Ailing Pol Pot Looks Back on Reign Without Remorse
Pol Pot, the Khmer Rouge leader who presided over Cambodia’s “killing fields” in the late 1970s, is dying--without acknowledging remorse or responsibility for his reign of terror.
His own former followers, holding him under guard in a jungle camp in Anlong Veng, Cambodia, forced him to talk to American reporter Nate Thayer last Thursday.
The interview was a chance for the ailing former despot--shaky, weak and white-haired in his final days--to atone for the deaths of at least a million people during his more than four years of rule. But after 18 years of silence, Pol Pot declared in this first interview that his “conscience is clear.”
“I came to carry out the struggle, not to kill people,” Pol Pot told Thayer, a correspondent for the Far Eastern Economic Review magazine, which released excerpts from the interview Wednesday.
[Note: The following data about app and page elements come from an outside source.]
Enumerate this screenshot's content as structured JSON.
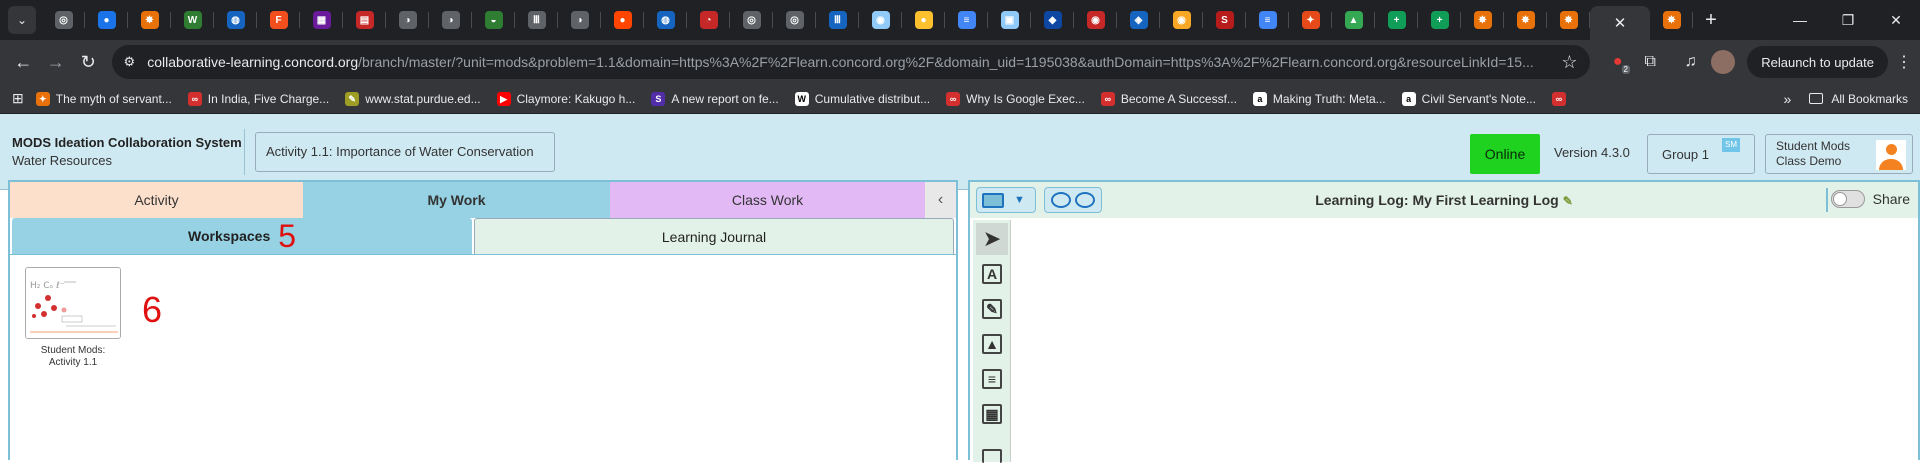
{
  "browser": {
    "favicons": [
      {
        "name": "chrome-icon",
        "color": "#5f6368",
        "glyph": "◎"
      },
      {
        "name": "site-icon-1",
        "color": "#1a73e8",
        "glyph": "●"
      },
      {
        "name": "site-icon-2",
        "color": "#e8710a",
        "glyph": "✸"
      },
      {
        "name": "site-icon-3",
        "color": "#2e7d32",
        "glyph": "W"
      },
      {
        "name": "site-icon-4",
        "color": "#1565c0",
        "glyph": "◍"
      },
      {
        "name": "figma-icon",
        "color": "#f24e1e",
        "glyph": "F"
      },
      {
        "name": "site-icon-5",
        "color": "#6a1b9a",
        "glyph": "▦"
      },
      {
        "name": "site-icon-6",
        "color": "#c62828",
        "glyph": "▤"
      },
      {
        "name": "site-icon-7",
        "color": "#5f6368",
        "glyph": "◑"
      },
      {
        "name": "site-icon-8",
        "color": "#5f6368",
        "glyph": "◑"
      },
      {
        "name": "site-icon-9",
        "color": "#2e7d32",
        "glyph": "◒"
      },
      {
        "name": "site-icon-10",
        "color": "#5f6368",
        "glyph": "Ⅲ"
      },
      {
        "name": "site-icon-11",
        "color": "#5f6368",
        "glyph": "◑"
      },
      {
        "name": "reddit-icon",
        "color": "#ff4500",
        "glyph": "●"
      },
      {
        "name": "site-icon-12",
        "color": "#1565c0",
        "glyph": "◍"
      },
      {
        "name": "site-icon-13",
        "color": "#c62828",
        "glyph": "◔"
      },
      {
        "name": "site-icon-14",
        "color": "#5f6368",
        "glyph": "◎"
      },
      {
        "name": "site-icon-15",
        "color": "#5f6368",
        "glyph": "◎"
      },
      {
        "name": "site-icon-16",
        "color": "#1565c0",
        "glyph": "Ⅲ"
      },
      {
        "name": "site-icon-17",
        "color": "#90caf9",
        "glyph": "◉"
      },
      {
        "name": "site-icon-18",
        "color": "#fbc02d",
        "glyph": "●"
      },
      {
        "name": "docs-icon",
        "color": "#4285f4",
        "glyph": "≡"
      },
      {
        "name": "site-icon-19",
        "color": "#90caf9",
        "glyph": "▣"
      },
      {
        "name": "site-icon-20",
        "color": "#0d47a1",
        "glyph": "◆"
      },
      {
        "name": "site-icon-21",
        "color": "#c62828",
        "glyph": "◉"
      },
      {
        "name": "site-icon-22",
        "color": "#1565c0",
        "glyph": "◈"
      },
      {
        "name": "site-icon-23",
        "color": "#f9a825",
        "glyph": "◉"
      },
      {
        "name": "site-icon-24",
        "color": "#b71c1c",
        "glyph": "S"
      },
      {
        "name": "docs-icon-2",
        "color": "#4285f4",
        "glyph": "≡"
      },
      {
        "name": "site-icon-25",
        "color": "#e64a19",
        "glyph": "✦"
      },
      {
        "name": "drive-icon",
        "color": "#34a853",
        "glyph": "▲"
      },
      {
        "name": "sheets-icon",
        "color": "#0f9d58",
        "glyph": "+"
      },
      {
        "name": "sheets-icon-2",
        "color": "#0f9d58",
        "glyph": "+"
      },
      {
        "name": "site-icon-26",
        "color": "#e8710a",
        "glyph": "✸"
      },
      {
        "name": "site-icon-27",
        "color": "#e8710a",
        "glyph": "✸"
      },
      {
        "name": "site-icon-28",
        "color": "#e8710a",
        "glyph": "✸"
      }
    ],
    "active_tab_close": "✕",
    "after_tab_favicon": {
      "name": "site-icon-29",
      "color": "#e8710a",
      "glyph": "✸"
    },
    "newtab": "+",
    "url_host": "collaborative-learning.concord.org",
    "url_path": "/branch/master/?unit=mods&problem=1.1&domain=https%3A%2F%2Flearn.concord.org%2F&domain_uid=1195038&authDomain=https%3A%2F%2Flearn.concord.org&resourceLinkId=15...",
    "ext_badge": "2",
    "relaunch": "Relaunch to update",
    "bookmarks": [
      {
        "label": "The myth of servant...",
        "color": "#e8710a",
        "glyph": "✦"
      },
      {
        "label": "In India, Five Charge...",
        "color": "#d32f2f",
        "glyph": "∞"
      },
      {
        "label": "www.stat.purdue.ed...",
        "color": "#9e9d24",
        "glyph": "✎"
      },
      {
        "label": "Claymore: Kakugo h...",
        "color": "#ff0000",
        "glyph": "▶"
      },
      {
        "label": "A new report on fe...",
        "color": "#512da8",
        "glyph": "S"
      },
      {
        "label": "Cumulative distribut...",
        "color": "#ffffff",
        "glyph": "W"
      },
      {
        "label": "Why Is Google Exec...",
        "color": "#d32f2f",
        "glyph": "∞"
      },
      {
        "label": "Become A Successf...",
        "color": "#d32f2f",
        "glyph": "∞"
      },
      {
        "label": "Making Truth: Meta...",
        "color": "#ffffff",
        "glyph": "a"
      },
      {
        "label": "Civil Servant's Note...",
        "color": "#ffffff",
        "glyph": "a"
      },
      {
        "label": "",
        "color": "#d32f2f",
        "glyph": "∞"
      }
    ],
    "all_bookmarks": "All Bookmarks"
  },
  "app": {
    "title": "MODS Ideation Collaboration System",
    "subtitle": "Water Resources",
    "activity": "Activity 1.1: Importance of Water Conservation",
    "status": "Online",
    "version": "Version 4.3.0",
    "group": "Group 1",
    "group_badge": "SM",
    "user_line1": "Student Mods",
    "user_line2": "Class Demo"
  },
  "left_panel": {
    "tabs": [
      "Activity",
      "My Work",
      "Class Work"
    ],
    "collapse": "‹",
    "subtabs": [
      "Workspaces",
      "Learning Journal"
    ],
    "anno_5": "5",
    "anno_6": "6",
    "thumb_caption_1": "Student Mods:",
    "thumb_caption_2": "Activity 1.1"
  },
  "right_panel": {
    "title": "Learning Log: My First Learning Log",
    "share": "Share",
    "tools": [
      "select-tool",
      "text-tool",
      "drawing-tool",
      "image-tool",
      "document-tool",
      "table-tool"
    ]
  }
}
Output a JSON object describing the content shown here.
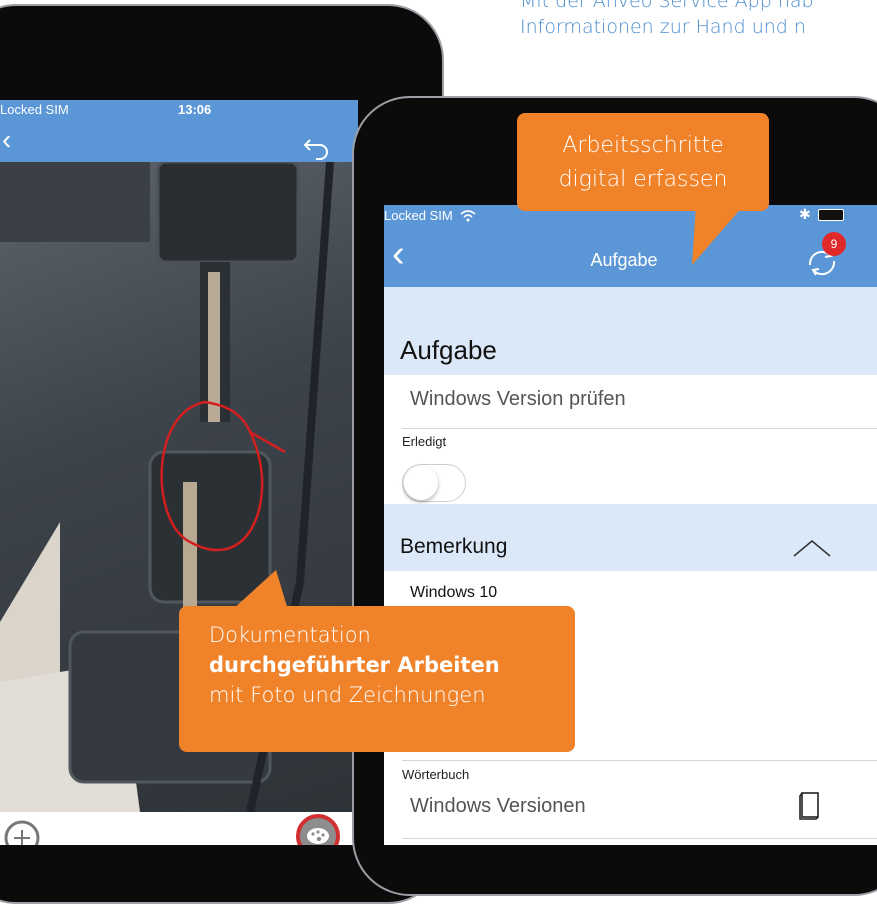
{
  "header": {
    "line1": "Mit der Anveo Service App hab",
    "line2": "Informationen zur Hand und n"
  },
  "left_phone": {
    "status_carrier": "Locked SIM",
    "status_time": "13:06"
  },
  "right_phone": {
    "status_carrier": "Locked SIM",
    "nav_title": "Aufgabe",
    "sync_badge": "9",
    "section_task_title": "Aufgabe",
    "task_value": "Windows Version prüfen",
    "done_label": "Erledigt",
    "done_toggle": false,
    "section_remark_title": "Bemerkung",
    "remark_value": "Windows 10",
    "dictionary_label": "Wörterbuch",
    "dictionary_value": "Windows Versionen"
  },
  "callouts": {
    "top_line1": "Arbeitsschritte",
    "top_line2": "digital erfassen",
    "bottom_line1": "Dokumentation",
    "bottom_line2_bold": "durchgeführter Arbeiten",
    "bottom_line3": "mit Foto und Zeichnungen"
  },
  "colors": {
    "nav_blue": "#5b97d6",
    "section_band": "#dbe8f8",
    "callout_orange": "#f0822a",
    "badge_red": "#e02a2a"
  }
}
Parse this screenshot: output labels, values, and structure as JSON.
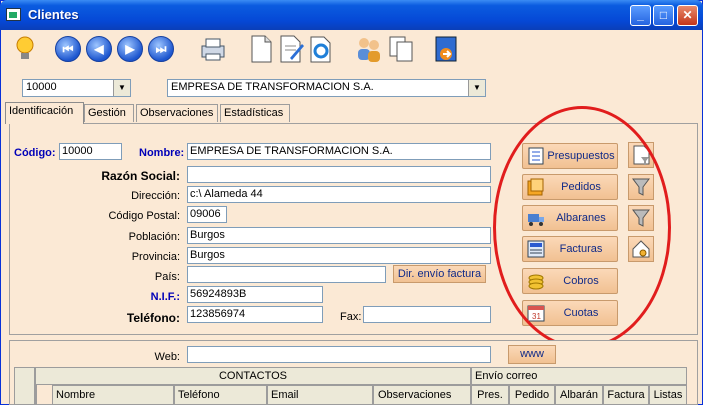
{
  "window": {
    "title": "Clientes",
    "controls": [
      "_",
      "□",
      "✕"
    ]
  },
  "toolbar": {
    "nav": [
      "⏮",
      "◀",
      "▶",
      "⏭"
    ],
    "icons": [
      "lightbulb-icon",
      "print-icon",
      "new-document-icon",
      "edit-document-icon",
      "refresh-icon",
      "users-icon",
      "copy-icon",
      "exit-icon"
    ]
  },
  "header": {
    "code_select": "10000",
    "company_select": "EMPRESA DE TRANSFORMACION S.A."
  },
  "tabs": [
    {
      "label": "Identificación",
      "active": true
    },
    {
      "label": "Gestión"
    },
    {
      "label": "Observaciones"
    },
    {
      "label": "Estadísticas"
    }
  ],
  "form": {
    "codigo_label": "Código:",
    "codigo_value": "10000",
    "nombre_label": "Nombre:",
    "nombre_value": "EMPRESA DE TRANSFORMACION S.A.",
    "razon_label": "Razón Social:",
    "razon_value": "",
    "direccion_label": "Dirección:",
    "direccion_value": "c:\\ Alameda 44",
    "cp_label": "Código Postal:",
    "cp_value": "09006",
    "poblacion_label": "Población:",
    "poblacion_value": "Burgos",
    "provincia_label": "Provincia:",
    "provincia_value": "Burgos",
    "pais_label": "País:",
    "pais_value": "",
    "dir_envio_label": "Dir. envío factura",
    "nif_label": "N.I.F.:",
    "nif_value": "56924893B",
    "telefono_label": "Teléfono:",
    "telefono_value": "123856974",
    "fax_label": "Fax:",
    "fax_value": "",
    "web_label": "Web:",
    "web_value": "",
    "www_label": "www"
  },
  "side_buttons": [
    "Presupuestos",
    "Pedidos",
    "Albaranes",
    "Facturas",
    "Cobros",
    "Cuotas"
  ],
  "contacts": {
    "header": "CONTACTOS",
    "envio_header": "Envío correo",
    "columns": [
      "Nombre",
      "Teléfono",
      "Email",
      "Observaciones"
    ],
    "envio_columns": [
      "Pres.",
      "Pedido",
      "Albarán",
      "Factura",
      "Listas"
    ]
  },
  "colors": {
    "window_bg": "#fbe9d5",
    "titlebar": "#0548d6",
    "highlight": "#e11d1d",
    "label_blue": "#0000b8"
  }
}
Pol Pot said that he did what was necessary to save Cambodia from being taken over by Vietnam. “Even now, and you can look at me: Am I a savage person?” he asked rhetorically.
He acknowledged that he ordered the arrest and execution of political enemies from 1974 to 1979. “Our movement made mistakes” he said, in killing some people it saw as political opponents as well as others. But he added: “We had no other choice. Naturally, we had to defend ourselves. The Vietnamese . . . wanted to assassinate me because they knew without me they could easily swallow up Cambodia.”
But he claimed that the notorious Tuol Sleng concentration camp on the outskirts of Cambodia’s capital, Phnom Penh, never existed, despite meticulous records and photographs that remain of nearly 16,000 political prisoners who were held and tortured there until they were slain at the “killing fields.” He called the prison a “Vietnamese exhibition” set up for propaganda purposes.
Pol Pot also denied responsibility for at least a million people who were executed, who starved or who were worked to death under his rule. “To say a million died is too much,” he told Thayer.
The Khmer Rouge fled when Vietnam invaded Cambodia in 1979. For the next two decades, Pol Pot ran the guerrilla group in Cambodia’s jungles, safe in a stronghold lined with land mines and shrouded by the legends and fears that followed him into hiding.
In the end, his own paranoia was his downfall. In June, he believed that his once-loyal comrades were conspiring against him, and he ordered the assassination of a longtime ally, Son Sen, and his entire family, including young grandchildren.
“He saw enemies surrounding [him],” an elderly villager in Anlong Veng told Thayer. “Enemies in front, enemies behind, enemies to the north, enemies to the south . . . leaving us no place to breathe.”
In July, Pol Pot’s former followers arrested him and denounced him at a show trial, which the new leaders invited Thayer to witness and record. One of the Khmer Rouge’s new chiefs, Ta Mok, recently offered to turn Pol Pot over to an international tribunal if Hun Sen--the Cambodian strongman who seized power in Phnom Penh in July and is a longtime enemy of the Khmer Rouge--is also tried for alleged crimes.
For now, Pol Pot remains under house arrest, living with his wife and 12-year-old daughter in a bug-ridden bungalow and complaining about his health. He said he is virtually bedridden since an apparent stroke in 1995 that left him partially paralyzed on his left side and mostly blind in his left eye. His books have been confiscated, he said, so he spends his time listening to the radio--including the Voice of America--and waiting, unrepentant, for his end.
“In Khmer, we have a saying,” he told Thayer, “that when one is both quite sick and old, there remains only one thing: that you die.”